Structured Problem Solving – the Missing Link in Labs
Structured Problem Solving has been one of the foundations of Lean transformation, and of almost any high performing company over the past 50 years. However, many labs reject Structured Problem Solving techniques outright, or use them as a ‘box – ticking’ exercise to satisfy management that they are adhering to the latest directive. Why is it, when successful organisations pride themselves on a culture of continuous improvement and problem-solving, that in Labs, it is often the missing link to true transformative improvements…?
Making Sense of the Chaos in Laboratories
To an outsider (and often even the insiders) laboratories can seem like a workplace hovering on the brink of chaos. The lab is constantly bombarded with hot requests for this lot or a special test for that project. Investigations, vacations, changes in product, adjustments in mix, FDA inspections, equipment issues and narrowly specialized analysts can often add to this sense of chaos. Usually it is difficult to see how work flows in the lab, if in fact it does flow. It can also be next to impossible to identify what is “normal” behavior. One of the critical steps in creating a Lean Lab is separating the routine (or in some cases, the most routine) from the non-routine or non-predictable.
5S in labs; a waste of time, right?
Deployment of 5S in a laboratory setting is a time consuming effort and one which in itself delivers little in terms of productivity gains. So why bother…?
Lean Thinking for Laboratories
While it might sound like some sort of fad diet, “lean” in the context of business improvement refers to a specific methodology that originated in the Japanese motor industry toward the end of the 1980s. Over the decades, this lean philosophy has been successfully adopted by many companies across a broad spectrum of industries and, more recently, lean thinking has filtered into laboratories. The focus of a lean laboratory is to test samples in the most efficient way possible in terms of cost, or speed, or both.
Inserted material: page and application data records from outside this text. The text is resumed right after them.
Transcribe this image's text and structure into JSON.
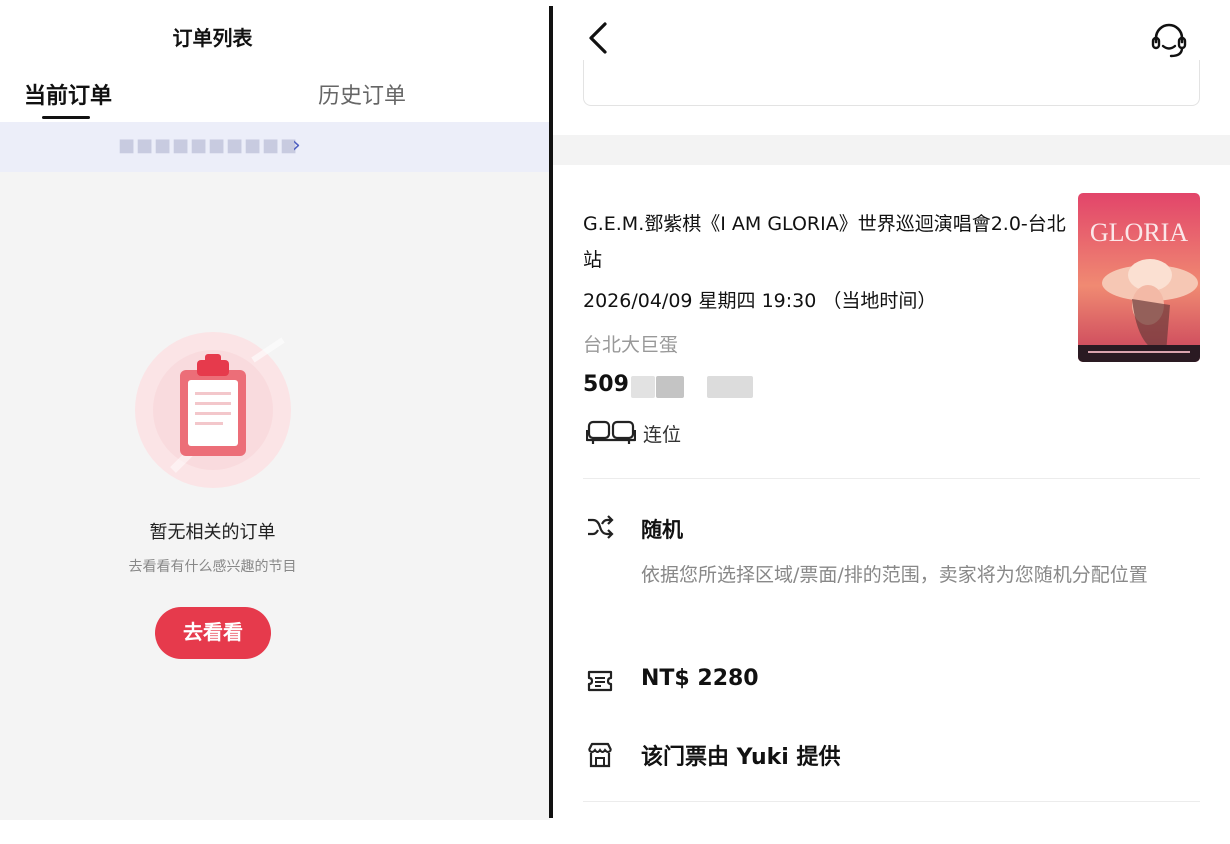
{
  "left": {
    "title": "订单列表",
    "tabs": [
      {
        "label": "当前订单",
        "active": true
      },
      {
        "label": "历史订单",
        "active": false
      }
    ],
    "notice_text": "■■■■■■■■■■",
    "empty": {
      "title": "暂无相关的订单",
      "subtitle": "去看看有什么感兴趣的节目",
      "button": "去看看"
    }
  },
  "right": {
    "event": {
      "title": "G.E.M.鄧紫棋《I AM GLORIA》世界巡迴演唱會2.0-台北站",
      "datetime": "2026/04/09 星期四 19:30 （当地时间）",
      "venue": "台北大巨蛋",
      "seat_prefix": "509",
      "adjacent_label": "连位",
      "poster_text": "GLORIA"
    },
    "random": {
      "label": "随机",
      "desc": "依据您所选择区域/票面/排的范围，卖家将为您随机分配位置"
    },
    "price": "NT$ 2280",
    "provider": "该门票由 Yuki 提供"
  },
  "colors": {
    "accent_red": "#e63a4c",
    "notice_bg": "#eceef9",
    "page_bg": "#f4f4f4"
  },
  "icons": [
    "back-arrow-icon",
    "customer-service-icon",
    "clipboard-icon",
    "seats-icon",
    "shuffle-icon",
    "ticket-icon",
    "store-icon",
    "chevron-right-icon"
  ]
}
Although most of the key principles of lean apply in labs, the specific challenges facing laboratories require significant adaptation of standard lean tools.